As you approach the Springs, it's clear that the housing development never quite reached its potential, and the houses look a little worn and modest in comparison with the McMansions of 21st century Florida. Halfway down the road is another well-designed mid-century structure that is in dire need of restoration. When I finally reached the springs, I was surprised at the large number of cars in the parking lot on this beautifully warm February day.
The buildings all still have a classic 1950's look although it's clear that the company that owns it has put effort into branding the old attraction for today's health conscious spa goer. Signs all over the property reinforce the benefits of the mineral laden waters. It was $20 to get in the water, and I wasn't going to miss it. Mrs. Ephemera decided to sit this one out, electing instead to hang out in the groovy little cafe, curled up in a book, while I regained my youth.
I found the objects from this vintage postcard (center), including several sculpted figures, relocated throughout the property
Patrons staked out turf around the spring and there were several ramps leading into the water which felt surprisingly chilly at first. The water wasn't crystal clear like most Florida Springs but was pale green and had a bit of a sulphurous odor. A floating rope separated the wading area from the swimming area and the spring was crowded with folks of all ages moving through the water in a clockwise direction. Piped-in classical music made for quite the surreal setting and soon the aquarobics
class started and up tempo tunes filled the air. Aside from the modern exercise, it felt as if I was otherwise transported into the Victorian age, "taking the waters" at one of Florida's famed healing springs.
I floated on my back, dodging the occasional ball of algae, a sign that not even the Fountain of Youth is exempt from our state's water quality issues. I felt as if I could float for hours, and would have except for my respect for Mrs. Ephemera's generous patience. After a great little lunch, I stopped in the gift shop and bought a plastic bottle of the legendary water (almost $10.) It appears that one of the minerals in high concentration in the water is magnesium, and the water is sold as laxative.

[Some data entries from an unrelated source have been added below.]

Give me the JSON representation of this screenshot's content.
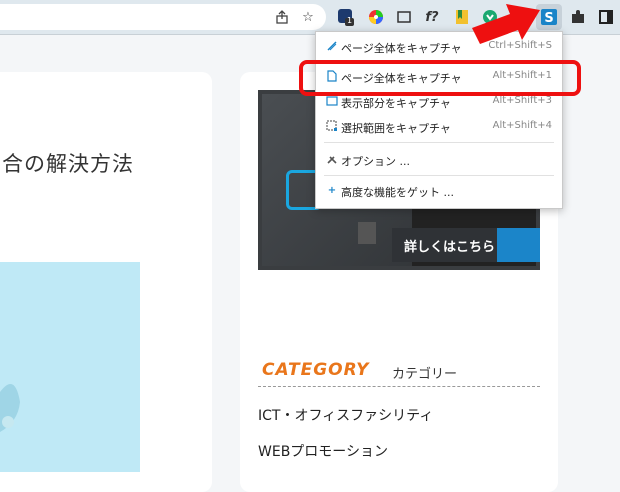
{
  "toolbar": {
    "icons": [
      "share-icon",
      "star-icon",
      "extension-badge-icon",
      "color-wheel-icon",
      "screenshot-frame-icon",
      "formula-icon",
      "folder-icon",
      "vpn-icon",
      "capture-extension-icon",
      "puzzle-icon",
      "sidepanel-icon"
    ],
    "badge_count": "1",
    "formula_glyph": "f?"
  },
  "page": {
    "heading": "合の解決方法",
    "banner_cta": "詳しくはこちら",
    "banner_arrow": "→",
    "category_title": "CATEGORY",
    "category_sub": "カテゴリー",
    "category_links": [
      "ICT・オフィスファシリティ",
      "WEBプロモーション"
    ]
  },
  "menu": {
    "items": [
      {
        "icon": "pen-icon",
        "label": "ページ全体をキャプチャ",
        "shortcut": "Ctrl+Shift+S"
      },
      {
        "icon": "page-icon",
        "label": "ページ全体をキャプチャ",
        "shortcut": "Alt+Shift+1"
      },
      {
        "icon": "visible-icon",
        "label": "表示部分をキャプチャ",
        "shortcut": "Alt+Shift+3"
      },
      {
        "icon": "region-icon",
        "label": "選択範囲をキャプチャ",
        "shortcut": "Alt+Shift+4"
      },
      {
        "icon": "tools-icon",
        "label": "オプション ...",
        "shortcut": ""
      },
      {
        "icon": "plus-icon",
        "label": "高度な機能をゲット ...",
        "shortcut": ""
      }
    ]
  },
  "colors": {
    "highlight": "#ee1010",
    "accent": "#1b85c9",
    "category": "#e9761b"
  }
}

Maybe that explains its wondrous powers...
Plaque reads: "THE ORIGINAL FOUNTAIN OF YOUTH
ACCORDING TO AUTHENTIC HISTORICAL DOCUMENTS, THIS WARM SALT SPRING IS THE FOUNTAIN OF YOUTH VAINLY SOUGHT BY PONCE DE LEON. HIS SEARCH FOR IT LED TO THE DISCOVERY OF FLORIDA ON EASTER SUNDAY 1513 ... IT IS NOW KNOWN THAT FOR MANY CENTURIES FIRST INDIANS AND LATER WHITE MEN JOURNEYED MANY MILES IN SEARCH OF THEIR HEALTH AND WELL BEING BY BATHING IN AND DRINKING THESE WATERS ... AFTER MANY YEARS OF RESEARCH STUDYING DOCUMENTS AND MAPS IN THIS COUNTRY AND ABROAD, JONAS E. MILLER OF WASHINGTON D.C. WAS ABLE TO ESTABLISH THE ABOVE FACTS. HE DISCOVERED THIS SPRING AS THE ORIGINAL FOUNTAIN OF YOUTH IN FEBRUARY 1942."
The owners of the Spring, while marketing their property as a full service spa with a new age vibe, are playing up the Fountain of Youth angle, perhaps in anticipation of the 500th anniversary of Ponce de Leon's landing in Florida in 1513.